Been busy lately geeking out at home. First got my Logitech MX Revolution mouse charging problem fixed. And now I have been playing around with Ubuntu for a few days, trying to run it on the Acer easyStore h340 Home Server which was running my Windows Home Server. Why? I have been growing uneasiness about saving my files on the Windows Home Server. Here is what has been happening….
- Windows Home Server has corrupted my files for no particularly good reason – It happens once every 1 to 2 months. The files that are supposed to be replicated would be reported by the Home Server Console as having conflicts. The affected files are still listed in Windows Explorer, but when I try to open them, they appear to be invalid. When this happens, I have to delete the corrupted files from the file system, then hunt for the files from the Windows Home Server Backup to restore them. Each file takes about 3 to 4 minutes of my time to process. There are usually fewer than 10 files being corrupted at the same time but it is annoying to have to keep an eye on it. I thought the whole point of having WHS with file replication is to avoid loosing files.
- Windows Home Server restarts from time to time by itself – This has been happening for a while and I still have no clue. It is quite random so I haven’t had the luck to catch how that happens. The random restarts happened less frequently after I scheduled a script to restart the computer daily. But not knowing why it happens does not make me feel good at all.
- Chkdsk reports lost linked files and deleting them during start up – This is one of the most recent problems I had with the Windows Home Server. Whenever it restarts, chkdsk kicks in and I let it finishes what it needs to do. Sometimes it deletes hundreds of lost linked files. Where did they come form? Is that my data being lost? And chkdsk takes 30 to 45 minutes over my drives (6 x 1TB active drives). I am loosing patience having to wait a while to access the files that are supposed to be “online”.
- The Windows Home Server Console crashes – This is the last problem that pushes me over. The Windows Home Server Console is the UI for configuring the Home Server. For example, file duplication configuration, setting up file shares, inspecting the health of your drives, etc. When this piece of software doesn’t work, you cannot configure any of the above.
It seems the Windows Home Server software looses integrity over time and it progressively got worse. I have it it for less than a year and I don’t think I can wait for the next version of Windows Home Server now. It took a few days to copy all my data out from the home server to all other drives I happened to have kicking-around, including this one. I installed Ubuntu 10.04 for the first time and it took about 25 minutes to finish installing. The installer is very user-friendly. It asks even fewer questions than Windows asks during installation. If you can install Windows, you can install Ubuntu.

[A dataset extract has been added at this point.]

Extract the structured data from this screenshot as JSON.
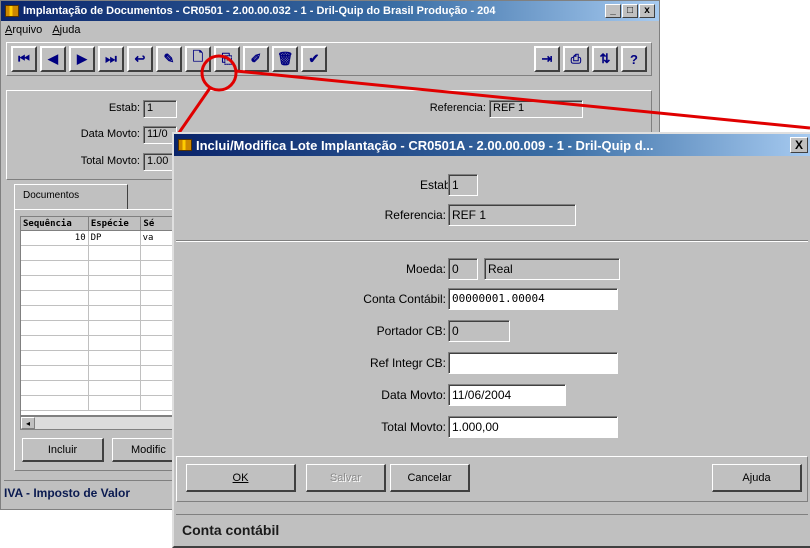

I am trying to maximize the amount of drive bays I have with the easyStore h340 hardware: 4 bays inside the case, 4 bays in the TowerRAID eSATA enclosure. I also want to setup RAID sets so that my data has some fault tolerance. To make the number of drive bays an even number for RAID1+0 setup, I decided to run Ubuntu from an external USB 2.0 drive that has been sitting around. So by the time I am done, I think I will have 9 drives in the server, 8 of those will be RAID drives. Ubuntu does support RAID5 and RAID6 but given the processor of the easyStore is not very powerful, I don’t think it is time to venture into something that takes extra CPU load.

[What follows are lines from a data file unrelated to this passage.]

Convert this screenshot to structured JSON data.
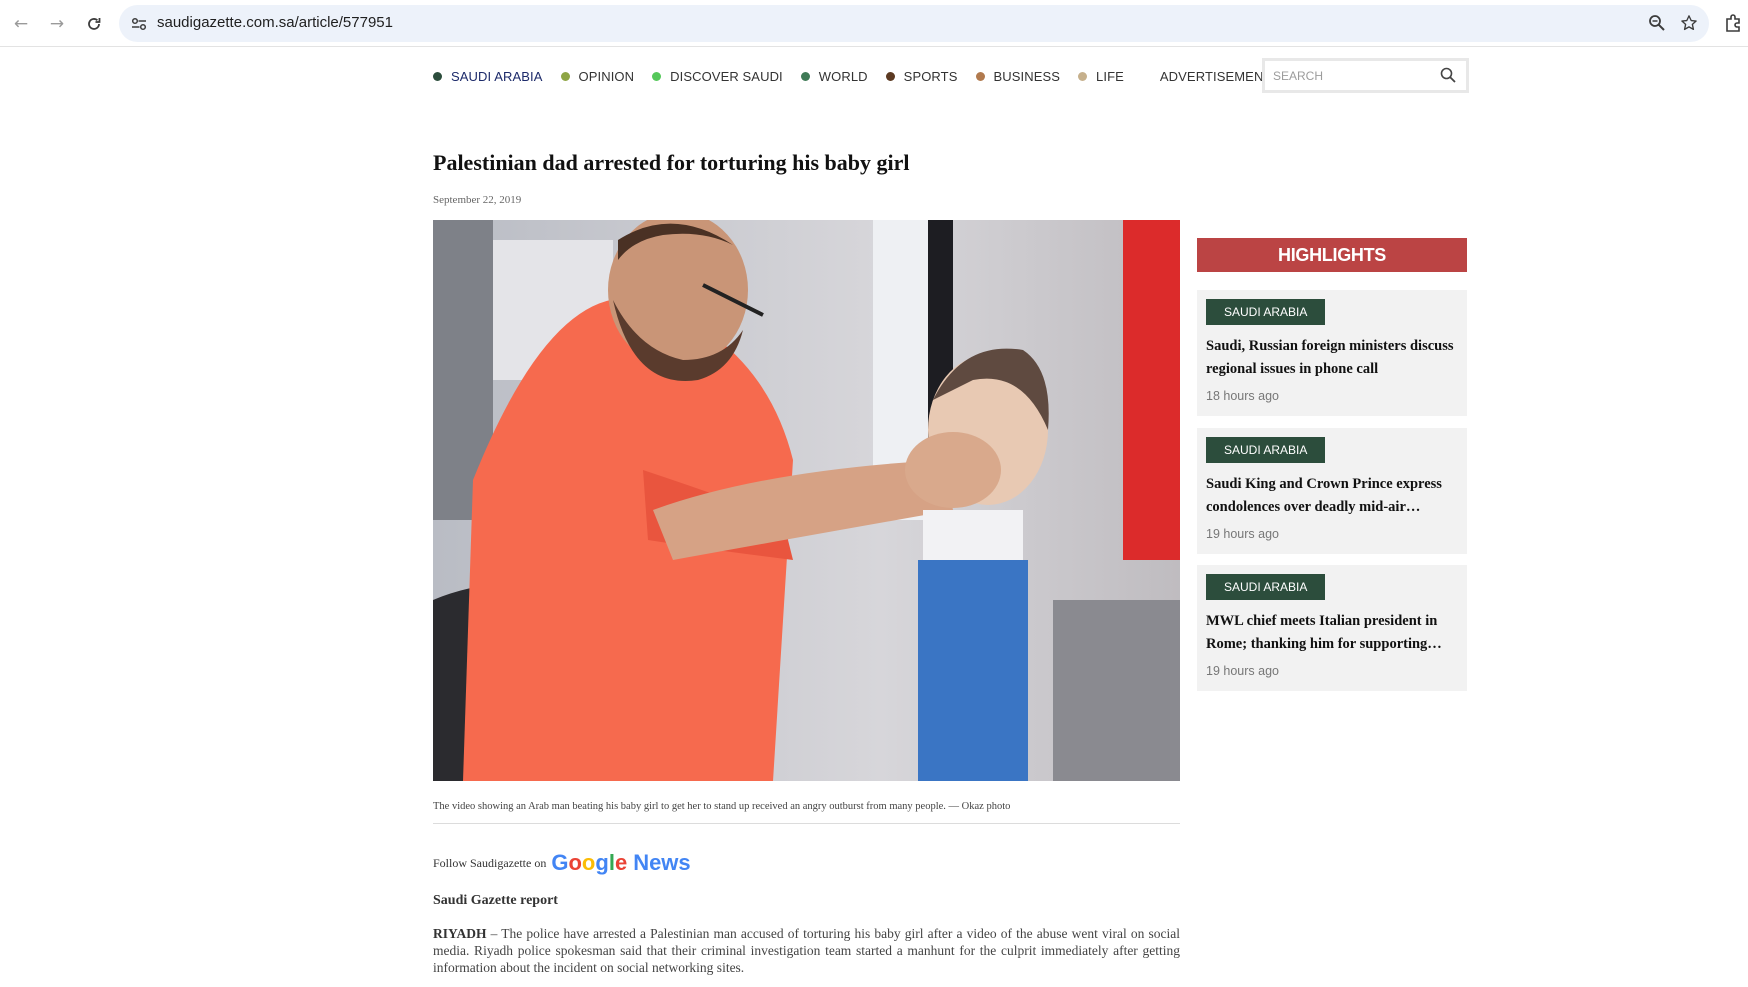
{
  "browser": {
    "url": "saudigazette.com.sa/article/577951"
  },
  "nav": {
    "items": [
      {
        "label": "SAUDI ARABIA",
        "dot_color": "#2c4d3c"
      },
      {
        "label": "OPINION",
        "dot_color": "#8ea545"
      },
      {
        "label": "DISCOVER SAUDI",
        "dot_color": "#55c85a"
      },
      {
        "label": "WORLD",
        "dot_color": "#3f7a56"
      },
      {
        "label": "SPORTS",
        "dot_color": "#5c3a22"
      },
      {
        "label": "BUSINESS",
        "dot_color": "#b17a4e"
      },
      {
        "label": "LIFE",
        "dot_color": "#c6b08c"
      },
      {
        "label": "ADVERTISEMENTS",
        "dot_color": ""
      }
    ],
    "search_placeholder": "SEARCH"
  },
  "article": {
    "headline": "Palestinian dad arrested for torturing his baby girl",
    "date": "September 22, 2019",
    "caption": "The video showing an Arab man beating his baby girl to get her to stand up received an angry outburst from many people. — Okaz photo",
    "follow_text": "Follow Saudigazette on",
    "google_word": "Google",
    "news_word": "News",
    "byline": "Saudi Gazette report",
    "dateline": "RIYADH",
    "body": " – The police have arrested a Palestinian man accused of torturing his baby girl after a video of the abuse went viral on social media. Riyadh police spokesman said that their criminal investigation team started a manhunt for the culprit immediately after getting information about the incident on social networking sites."
  },
  "sidebar": {
    "header": "HIGHLIGHTS",
    "cards": [
      {
        "tag": "SAUDI ARABIA",
        "title": "Saudi, Russian foreign ministers discuss regional issues in phone call",
        "time": "18 hours ago"
      },
      {
        "tag": "SAUDI ARABIA",
        "title": "Saudi King and Crown Prince express condolences over deadly mid-air…",
        "time": "19 hours ago"
      },
      {
        "tag": "SAUDI ARABIA",
        "title": "MWL chief meets Italian president in Rome; thanking him for supporting…",
        "time": "19 hours ago"
      }
    ]
  },
  "colors": {
    "highlight_red": "#bb4444",
    "tag_green": "#2c4d3c"
  }
}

Before I put my data back on it, I would like to try how the RAID setup works. Using the Disk Utility that comes with Ubuntu, I was able to setup the RAID1+0 setup with 4 of the drives in a matter of 5 minutes.
The Disk Utility user interface is very user-friendly. Since Linux is a clone of Unix, the OS is also rock solid. I will spend a bit more time playing with it before trusting my data to it. But this seems to be a pretty good alternative to the Windows Home Server OS. As for my wife, she will loose the Windows Home Server Backup feature. But I found something that might be even better: a Time Machine clone for Windows that can backup to a network location as soon as a file is changed, no more limiting to scheduled backup! This will be an awesome setup once I have it all figured out! Happy geeking :)
Update: Been trying out Genie Timeline on Windows to backup to an external hard drive. Genie Timeline can also backup to a network location as well.
Update: Got my dual RAID10 setup going with my Acer easyStore h340 hardware using Ubuntu.